I believe there is a better version of us around every corner.

We tend to believe in things most people believe in, cause it gives us a sense of reassurance that something is good. When in doubt about what to order in a restaurant we ask the waiter–“What would you recommend?” or “What’s your best seller?”, assuming that it is the best choice if the majority would go for that. It also works the other way around–when we hear that salesman saying “This is our best seller this season” it affects our buying decision. Additionally, we have all seen the “trending” or “most popular” tags and stickers e-shops put on their items. And this probably holds true for videos as well.

In light of this philosophy, these are the 3 most-watched TED talks of 2018 in Business according to the TED audience.

1. Why the secret to success is setting the right goals [2.8M views]

Click here to view this Ted Talk.

John Doerr is the author of the New York Best Seller “Measure What Matters: How Google, Bono, and the Gates Foundation Rock the World with OKRs”. In his Ted talk, he explains the power of Objective and Key Results (OKRs), a goal system used by Google and many other organizations. John introduced the tool to Lary Page and Sergej Brin in 1999, they have adopted it and use it since then–Lary Page explains in the foreword of the book. The objectives are what you want to accomplish (the direction) and the results are how are you going to do that. However, he emphasizes that importance of setting the right goals that should be purpose driven. And that is where the famous question “Why?” comes in.

John Doerr says it is crucial to measure what really matters and that the OKRs can be used by organizations, teams and even individuals.

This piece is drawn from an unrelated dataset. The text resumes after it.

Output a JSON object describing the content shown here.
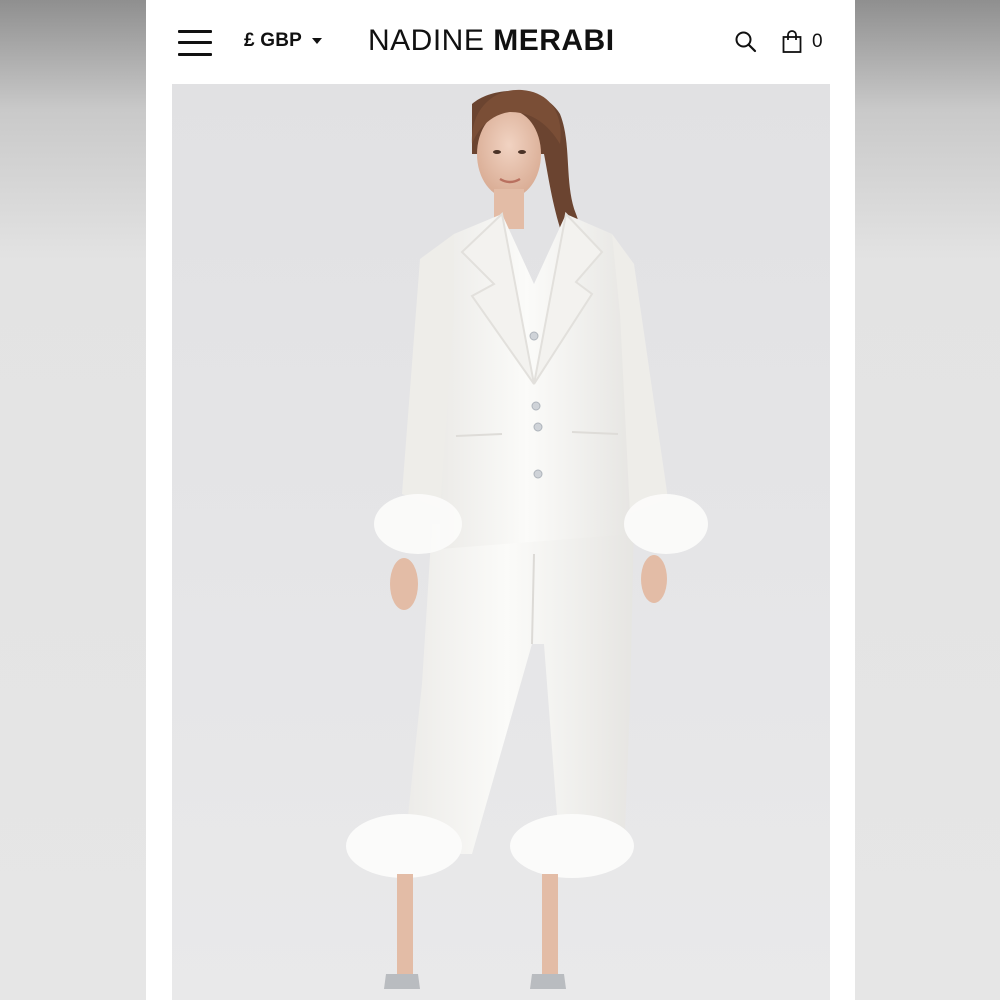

2. How to build (and rebuild) trust [2.5M views]

Click here to view this Ted Talk.

Frances Frei, a Harward Business School Professor delivers an authentic talk about what happens when trust is broken sharing her experience during her work at Uber.

“My favorite treat is redemption. I believe there is a better version of us around every corner and I have seen firsthand how organizations and communities and individuals change at breathtaking speed.”

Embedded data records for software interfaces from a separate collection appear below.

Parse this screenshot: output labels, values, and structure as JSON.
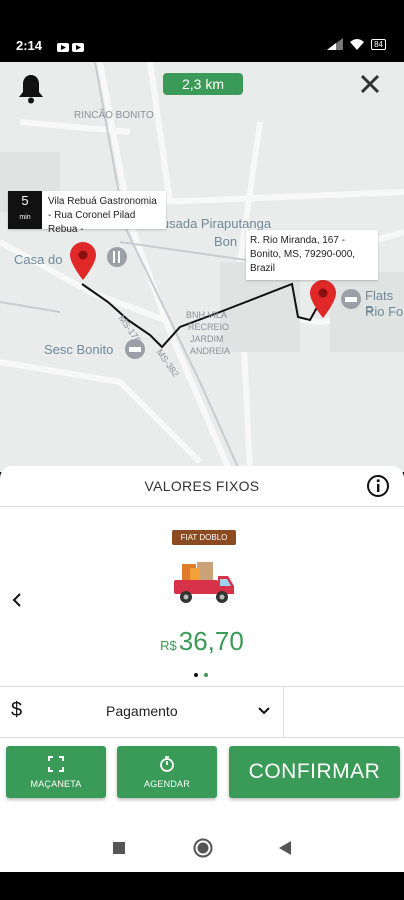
{
  "status_bar": {
    "time": "2:14",
    "battery": "84"
  },
  "map": {
    "distance": "2,3 km",
    "origin": {
      "eta_value": "5",
      "eta_unit": "min",
      "address": "Vila Rebuá Gastronomia - Rua Coronel Pilad Rebua -"
    },
    "destination": {
      "address": "R. Rio Miranda, 167 - Bonito, MS, 79290-000, Brazil"
    },
    "labels": {
      "rincao": "RINCÃO BONITO",
      "pousada": "Pousada Piraputanga",
      "bon": "Bon",
      "casa": "Casa do",
      "flats1": "Flats P",
      "flats2": "Rio Fo",
      "sesc": "Sesc Bonito",
      "bnh1": "BNH VILA",
      "bnh2": "RECREIO",
      "bnh3": "JARDIM",
      "bnh4": "ANDREIA",
      "road1": "MS-178",
      "road2": "MS-382"
    }
  },
  "sheet": {
    "title": "VALORES FIXOS",
    "vehicle": "FIAT DOBLO",
    "price_currency": "R$",
    "price_value": "36,70",
    "payment_label": "Pagamento",
    "payment_symbol": "$",
    "buttons": {
      "manivela": "MAÇANETA",
      "agendar": "AGENDAR",
      "confirm": "CONFIRMAR"
    }
  },
  "colors": {
    "accent": "#3a9a57",
    "pin": "#e02828",
    "vehicle_tag": "#8b4a1f"
  }
}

She explains in details the three components of trust:

  • Authenticity is simply being you, as people can sniff in a moment if someone is not being their authentic true self.
  • Logic includes the quality of our logic and our ability to communicate our logic.
  • Empathy is the most common wobble as we are all self-distracted, but without revealing empathy everything is harder. Listening, being present and putting away our biggest distraction magnet–the smartphone, are only a few of the things that can help in demonstrating empathy.

If we sense that someone is being authentic we are more likely to trust that person. If we sense that the person has a real rigor in his logic we are more likely to trust him/her. And if we believe that that person’s empathy is directed towards us we are far more likely to trust him/her.

3. What your smart devices know (and share) about you [1.6M views]

Click here to view this Ted Talk.

The Internet has changed our lives forever, and now the new wave of even greater change is brought by the IoT powering the Forth Industrial Revolution. This TED talk aims to increase the awareness about how companies collect and use our data and send a message that companies should rethink the design of their devices taking into account their user’s privacy.

Smart locks, smart toilets, smart lights, smart beds are only a few of the smart devices companies are offering us. Each device is connected to the internet, gathers data and talks to its owner.

Kashmir Hill and Surya Mattu who both work at Gizmodo wanted to find out who else can these devices be talking to so they made an experiment and in their talk, they share their findings.  Kashmir installed 18 internet connected devices in her apartment and Surya built a special router to follow all the activities and see what the devices were “selling”.

“If you buy a smart device you should probably know–you’re gonna own the device but, in general, the company is gonna own your data. The smart things you buy can and probably are used to target and profile you.”

Thanks for reading!

Carissa Abazia